- The guidance has an expectation that two physicians be involved in the assessment of patients before the decision is made
- The guidance says there should be a "cooling off period," Salte said. Patients shouldn't receive medical assistance in dying immediately but should express that over a period of time "to avoid the possibility that somebody makes an impetuous decision."
This is all part of the national document from the national college given to physicians across Canada.
Salte: Lack of legislation creates gaps
"There are a couple of other things that are somewhat troublesome."
Salte identified two particular issues.
- It's not clear that pharmacists and nurses and others who might be involved in this are also exempt from the provisions of the criminal code. "We think that's probably the case, but the legislation would have made that absolutely clear, if the legislation had passed," he said.
- Salte said there is no precedence for nurse practitioners to be involved in assessing patients, but they would be involved if the legislation was adopted in its current form.
Finally, Salte is concerned that physicians won't have the same protection without legislation. Under the legislation there is what he refers to as "good faith protection" which means a physician or other individual who participates in good faith in medical assistance in dying is not subject to prosecution, even if somebody should later disagree with the assessment they made.

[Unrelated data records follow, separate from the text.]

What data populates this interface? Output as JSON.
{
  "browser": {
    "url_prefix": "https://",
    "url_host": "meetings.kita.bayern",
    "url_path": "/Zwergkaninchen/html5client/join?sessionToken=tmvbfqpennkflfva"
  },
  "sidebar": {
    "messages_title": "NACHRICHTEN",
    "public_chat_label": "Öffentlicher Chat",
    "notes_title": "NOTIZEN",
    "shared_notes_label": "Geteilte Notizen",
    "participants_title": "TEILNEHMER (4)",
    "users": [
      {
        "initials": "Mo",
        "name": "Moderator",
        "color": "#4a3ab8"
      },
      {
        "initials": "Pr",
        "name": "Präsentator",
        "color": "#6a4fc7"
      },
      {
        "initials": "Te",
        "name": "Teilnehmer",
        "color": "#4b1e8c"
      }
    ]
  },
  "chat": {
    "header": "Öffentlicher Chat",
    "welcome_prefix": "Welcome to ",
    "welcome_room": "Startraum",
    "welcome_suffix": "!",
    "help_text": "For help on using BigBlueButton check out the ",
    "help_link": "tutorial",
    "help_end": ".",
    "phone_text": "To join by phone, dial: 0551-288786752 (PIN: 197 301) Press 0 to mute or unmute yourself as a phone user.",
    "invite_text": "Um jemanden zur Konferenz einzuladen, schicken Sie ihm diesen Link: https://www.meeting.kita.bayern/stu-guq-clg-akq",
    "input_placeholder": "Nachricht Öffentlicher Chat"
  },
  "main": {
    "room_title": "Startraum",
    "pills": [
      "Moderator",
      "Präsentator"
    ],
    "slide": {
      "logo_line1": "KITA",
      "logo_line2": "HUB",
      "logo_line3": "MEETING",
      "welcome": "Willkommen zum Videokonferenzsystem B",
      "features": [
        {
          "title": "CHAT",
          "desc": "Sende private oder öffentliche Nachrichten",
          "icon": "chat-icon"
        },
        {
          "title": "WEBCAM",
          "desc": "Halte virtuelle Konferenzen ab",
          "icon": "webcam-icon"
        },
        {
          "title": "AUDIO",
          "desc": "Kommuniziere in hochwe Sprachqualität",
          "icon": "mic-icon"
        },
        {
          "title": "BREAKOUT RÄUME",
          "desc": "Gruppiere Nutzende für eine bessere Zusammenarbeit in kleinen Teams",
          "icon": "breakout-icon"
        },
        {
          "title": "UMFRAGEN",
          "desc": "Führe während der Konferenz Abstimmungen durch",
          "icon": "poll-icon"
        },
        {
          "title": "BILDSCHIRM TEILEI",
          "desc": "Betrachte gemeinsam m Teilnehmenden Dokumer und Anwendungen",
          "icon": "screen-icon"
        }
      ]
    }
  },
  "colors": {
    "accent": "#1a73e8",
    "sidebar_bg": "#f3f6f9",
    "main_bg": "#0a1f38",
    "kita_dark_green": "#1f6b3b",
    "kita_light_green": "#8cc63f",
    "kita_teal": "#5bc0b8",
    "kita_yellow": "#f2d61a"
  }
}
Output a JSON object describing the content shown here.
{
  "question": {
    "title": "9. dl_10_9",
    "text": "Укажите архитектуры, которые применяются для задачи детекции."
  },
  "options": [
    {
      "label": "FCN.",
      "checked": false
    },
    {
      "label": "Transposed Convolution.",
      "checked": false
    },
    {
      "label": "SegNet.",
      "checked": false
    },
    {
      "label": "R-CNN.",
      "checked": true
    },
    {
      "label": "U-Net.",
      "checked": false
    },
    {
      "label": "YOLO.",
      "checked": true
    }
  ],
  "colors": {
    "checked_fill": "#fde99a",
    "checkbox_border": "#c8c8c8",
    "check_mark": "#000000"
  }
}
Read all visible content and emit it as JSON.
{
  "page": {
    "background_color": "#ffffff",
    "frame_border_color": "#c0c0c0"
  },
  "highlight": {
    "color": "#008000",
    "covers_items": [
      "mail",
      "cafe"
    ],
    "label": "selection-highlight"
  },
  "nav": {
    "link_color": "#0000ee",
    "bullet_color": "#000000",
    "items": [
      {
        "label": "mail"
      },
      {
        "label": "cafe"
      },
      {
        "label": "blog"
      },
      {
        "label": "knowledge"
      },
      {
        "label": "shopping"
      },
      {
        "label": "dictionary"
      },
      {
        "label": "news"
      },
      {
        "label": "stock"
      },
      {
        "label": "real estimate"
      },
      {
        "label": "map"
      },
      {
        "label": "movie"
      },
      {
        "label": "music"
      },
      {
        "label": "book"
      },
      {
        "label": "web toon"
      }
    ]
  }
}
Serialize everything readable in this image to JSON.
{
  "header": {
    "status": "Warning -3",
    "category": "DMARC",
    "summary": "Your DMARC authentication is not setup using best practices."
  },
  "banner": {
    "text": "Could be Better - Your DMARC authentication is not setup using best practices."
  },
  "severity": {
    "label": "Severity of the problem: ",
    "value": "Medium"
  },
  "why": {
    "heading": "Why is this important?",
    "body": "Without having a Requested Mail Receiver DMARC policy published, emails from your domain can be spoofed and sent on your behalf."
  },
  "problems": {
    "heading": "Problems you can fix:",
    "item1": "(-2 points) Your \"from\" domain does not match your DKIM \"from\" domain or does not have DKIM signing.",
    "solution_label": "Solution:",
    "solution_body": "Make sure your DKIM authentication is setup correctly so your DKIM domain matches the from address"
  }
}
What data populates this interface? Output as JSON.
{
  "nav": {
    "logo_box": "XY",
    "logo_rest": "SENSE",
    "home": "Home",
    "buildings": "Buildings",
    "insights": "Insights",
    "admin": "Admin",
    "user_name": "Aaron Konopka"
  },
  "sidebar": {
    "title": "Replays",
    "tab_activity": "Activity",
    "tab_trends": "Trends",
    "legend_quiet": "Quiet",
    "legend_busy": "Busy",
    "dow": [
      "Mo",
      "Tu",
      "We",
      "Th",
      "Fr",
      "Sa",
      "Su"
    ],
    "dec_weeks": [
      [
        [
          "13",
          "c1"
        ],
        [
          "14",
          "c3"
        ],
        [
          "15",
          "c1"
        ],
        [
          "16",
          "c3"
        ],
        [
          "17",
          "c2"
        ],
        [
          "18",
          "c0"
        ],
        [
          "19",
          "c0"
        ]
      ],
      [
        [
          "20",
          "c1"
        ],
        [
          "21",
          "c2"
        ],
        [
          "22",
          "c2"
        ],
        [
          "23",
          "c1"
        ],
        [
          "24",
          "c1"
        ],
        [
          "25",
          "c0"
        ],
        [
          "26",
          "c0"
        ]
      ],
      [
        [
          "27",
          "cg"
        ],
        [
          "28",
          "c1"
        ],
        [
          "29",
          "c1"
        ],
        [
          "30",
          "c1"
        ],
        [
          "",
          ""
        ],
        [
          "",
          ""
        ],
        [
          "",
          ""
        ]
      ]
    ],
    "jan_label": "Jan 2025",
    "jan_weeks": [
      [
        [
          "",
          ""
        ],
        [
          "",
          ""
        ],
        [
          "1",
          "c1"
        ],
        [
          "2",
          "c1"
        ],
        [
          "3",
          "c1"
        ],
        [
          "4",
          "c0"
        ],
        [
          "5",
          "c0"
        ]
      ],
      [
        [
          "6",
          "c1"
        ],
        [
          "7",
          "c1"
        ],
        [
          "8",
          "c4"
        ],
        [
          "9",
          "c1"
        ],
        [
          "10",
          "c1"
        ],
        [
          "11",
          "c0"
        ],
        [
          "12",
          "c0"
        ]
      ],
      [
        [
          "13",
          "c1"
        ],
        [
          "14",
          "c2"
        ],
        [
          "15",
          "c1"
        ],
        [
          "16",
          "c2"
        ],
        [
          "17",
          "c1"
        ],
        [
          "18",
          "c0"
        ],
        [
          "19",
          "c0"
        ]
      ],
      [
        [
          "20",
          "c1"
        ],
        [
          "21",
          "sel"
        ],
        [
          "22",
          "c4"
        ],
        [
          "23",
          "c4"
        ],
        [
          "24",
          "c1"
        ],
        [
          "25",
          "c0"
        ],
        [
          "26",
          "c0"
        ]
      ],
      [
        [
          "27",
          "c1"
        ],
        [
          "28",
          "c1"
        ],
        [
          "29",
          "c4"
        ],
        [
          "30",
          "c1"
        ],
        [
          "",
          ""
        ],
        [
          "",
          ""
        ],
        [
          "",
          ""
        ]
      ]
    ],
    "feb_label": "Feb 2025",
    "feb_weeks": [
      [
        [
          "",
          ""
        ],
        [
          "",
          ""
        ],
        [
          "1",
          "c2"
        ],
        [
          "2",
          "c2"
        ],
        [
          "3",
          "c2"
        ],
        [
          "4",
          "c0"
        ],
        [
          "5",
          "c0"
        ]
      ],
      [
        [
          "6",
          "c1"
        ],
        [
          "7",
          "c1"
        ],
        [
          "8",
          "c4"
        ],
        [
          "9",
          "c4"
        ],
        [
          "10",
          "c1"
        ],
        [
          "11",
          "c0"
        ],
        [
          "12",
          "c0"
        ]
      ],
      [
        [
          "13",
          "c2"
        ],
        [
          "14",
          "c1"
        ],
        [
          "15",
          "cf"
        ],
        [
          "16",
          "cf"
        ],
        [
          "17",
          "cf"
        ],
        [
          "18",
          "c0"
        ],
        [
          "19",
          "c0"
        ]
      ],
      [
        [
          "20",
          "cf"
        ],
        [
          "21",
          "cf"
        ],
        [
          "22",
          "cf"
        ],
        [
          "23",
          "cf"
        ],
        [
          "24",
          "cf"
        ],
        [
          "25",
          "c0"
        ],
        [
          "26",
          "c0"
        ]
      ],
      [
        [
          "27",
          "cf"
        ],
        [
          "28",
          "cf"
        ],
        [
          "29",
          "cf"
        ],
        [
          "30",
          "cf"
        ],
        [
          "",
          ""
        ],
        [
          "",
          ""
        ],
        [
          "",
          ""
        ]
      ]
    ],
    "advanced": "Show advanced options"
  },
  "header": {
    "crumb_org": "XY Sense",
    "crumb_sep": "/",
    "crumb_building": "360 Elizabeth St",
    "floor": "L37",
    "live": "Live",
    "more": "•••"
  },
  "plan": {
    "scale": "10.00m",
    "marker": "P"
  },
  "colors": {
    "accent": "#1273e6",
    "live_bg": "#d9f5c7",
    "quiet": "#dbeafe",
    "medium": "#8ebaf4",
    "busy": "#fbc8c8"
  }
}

"That is an important protection I think for anybody who is involved in this whole new and developing issue in Canada."
With files from CBC's The Morning Edition